Alas, the advanced crew had our first mechanical within 50 meters as a shift cable snapped on a rear shifter. Fortunately, one member came in clutch with a spare cable once the old ‘squid’ was cleared, and we were re-indexed and back on our way in short order.
Once back on the move the advanced crew cruised up the west side of Elk Lake (former home of Canada’s national rowing program) passing a small group of ultra marathoners running loops around the lake – what a day for that! Dropping down a spicy connector the groups converged briefly once more, with the moderate crew having earned their 20km mark ice cream stop and resupply.
Parting in opposite directions the moderate group made their way up a standby local climb on Willis Point Rd circling around Mt. Work towards the Highlands. The advanced group charged straight over Mt. Work in the welcome shade of the Hartland MTB area’s shade covered singletrack, and provided a solid example of how with enough enthusiasm, any bike can take you fun places!
Once into the Highlands, both groups took varying routes to reach Thetis Lake Regional Park – home to some fast, sometimes chunky doubletrack and vintage 90’s singletrack options perfect for modern dropbar gravel bikes, or those with a complete disregard for the condition of their knuckles. Facing peak afternoon heat and a bit of hike a bike, the moderate crew found their own excuse for a break with a flat that needed bootin’ and also took some time to explore the now deserted Kinghorn Cabin.
Of course, every route has a terminus, and after navigating through the municipality of Langford and doing another resupply the moderate group reached the open fields and bountiful shade of the Gold Miner group site at Goldstream regional park. The lower Island has some history of gold mining dating from the late 19th century, though no great fortunes were made. In present times Goldstream Provincial Park hosts a nature centre, an annual salmon run, and access to some excellent hiking trails along Finlayson Arm.
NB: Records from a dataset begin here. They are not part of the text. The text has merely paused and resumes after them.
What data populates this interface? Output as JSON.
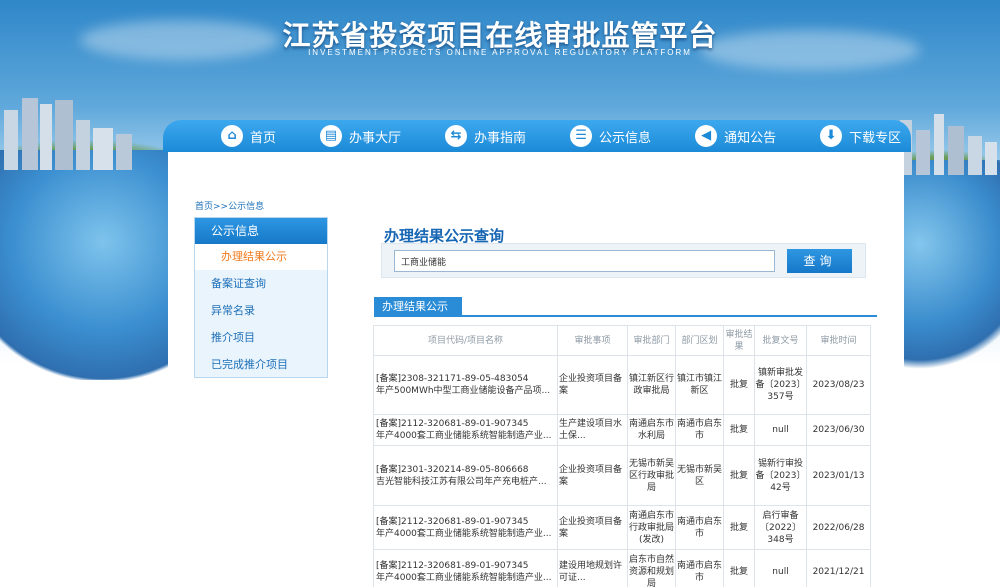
{
  "site": {
    "title": "江苏省投资项目在线审批监管平台",
    "subtitle": "INVESTMENT PROJECTS ONLINE APPROVAL REGULATORY PLATFORM"
  },
  "nav": [
    {
      "label": "首页",
      "icon": "home-icon",
      "glyph": "⌂"
    },
    {
      "label": "办事大厅",
      "icon": "book-icon",
      "glyph": "▤"
    },
    {
      "label": "办事指南",
      "icon": "signpost-icon",
      "glyph": "⇆"
    },
    {
      "label": "公示信息",
      "icon": "chat-icon",
      "glyph": "☰"
    },
    {
      "label": "通知公告",
      "icon": "speaker-icon",
      "glyph": "◀"
    },
    {
      "label": "下载专区",
      "icon": "download-icon",
      "glyph": "⬇"
    }
  ],
  "breadcrumb": "首页>>公示信息",
  "sidebar": {
    "head": "公示信息",
    "sub": "办理结果公示",
    "items": [
      "备案证查询",
      "异常名录",
      "推介项目",
      "已完成推介项目"
    ]
  },
  "query": {
    "title": "办理结果公示查询",
    "value": "工商业储能",
    "button": "查询"
  },
  "results": {
    "tab": "办理结果公示",
    "headers": [
      "项目代码/项目名称",
      "审批事项",
      "审批部门",
      "部门区划",
      "审批结果",
      "批复文号",
      "审批时间"
    ],
    "rows": [
      {
        "code": "[备案]2308-321171-89-05-483054",
        "name": "年产500MWh中型工商业储能设备产品项...",
        "item": "企业投资项目备案",
        "dept": "镇江新区行政审批局",
        "area": "镇江市镇江新区",
        "result": "批复",
        "doc": "镇新审批发备〔2023〕357号",
        "time": "2023/08/23"
      },
      {
        "code": "[备案]2112-320681-89-01-907345",
        "name": "年产4000套工商业储能系统智能制造产业...",
        "item": "生产建设项目水土保...",
        "dept": "南通启东市水利局",
        "area": "南通市启东市",
        "result": "批复",
        "doc": "null",
        "time": "2023/06/30"
      },
      {
        "code": "[备案]2301-320214-89-05-806668",
        "name": "吉光智能科技江苏有限公司年产充电桩产...",
        "item": "企业投资项目备案",
        "dept": "无锡市新吴区行政审批局",
        "area": "无锡市新吴区",
        "result": "批复",
        "doc": "锡新行审投备〔2023〕42号",
        "time": "2023/01/13"
      },
      {
        "code": "[备案]2112-320681-89-01-907345",
        "name": "年产4000套工商业储能系统智能制造产业...",
        "item": "企业投资项目备案",
        "dept": "南通启东市行政审批局(发改)",
        "area": "南通市启东市",
        "result": "批复",
        "doc": "启行审备〔2022〕348号",
        "time": "2022/06/28"
      },
      {
        "code": "[备案]2112-320681-89-01-907345",
        "name": "年产4000套工商业储能系统智能制造产业...",
        "item": "建设用地规划许可证...",
        "dept": "启东市自然资源和规划局",
        "area": "南通市启东市",
        "result": "批复",
        "doc": "null",
        "time": "2021/12/21"
      }
    ]
  },
  "colors": {
    "accent": "#1d8ad8",
    "highlight": "#f07a1c",
    "title_blue": "#1766b3"
  }
}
The true joy of the VIBC is the people it brings together, both from Vancouver Island, the lower mainland, and even a few regulars from down south in Washington State. A quick scan of the various bikes and gear at the campsite shows a wide range of tools to get the job done. Fancy carbon gravel bikes with fancy bags? Sure! An old 90s riding mountain bikes with dry bags strapped on? Heck yea, if it works it works! At the end of the day, the VIBC is about creating community and providing opportunity to explore some new trails, make new friends, share some laughs and camp under the stars.
Nothing quite brings people together like sitting in a circle to the roaring of canister stoves reminiscing about the shared accomplishments of a good day’s (type two) fun ride in the heat. Winding down the evening, we distributed some amazing prizes provided to us by various sponsors.
With at least 3 more campouts planned for the season (Mid-Vancouver Island’s Miracle Beach in June, Salt Spring Island’s Ruckle Park in July, and Gabriola Island’s Descanso Bay in August), there’s still plenty of time for you to come out and ride with a bunch of your newest friends. Costs are kept minimal and the VIBC only asks that you cover your portion of camp fees. See you around the campfire, eh?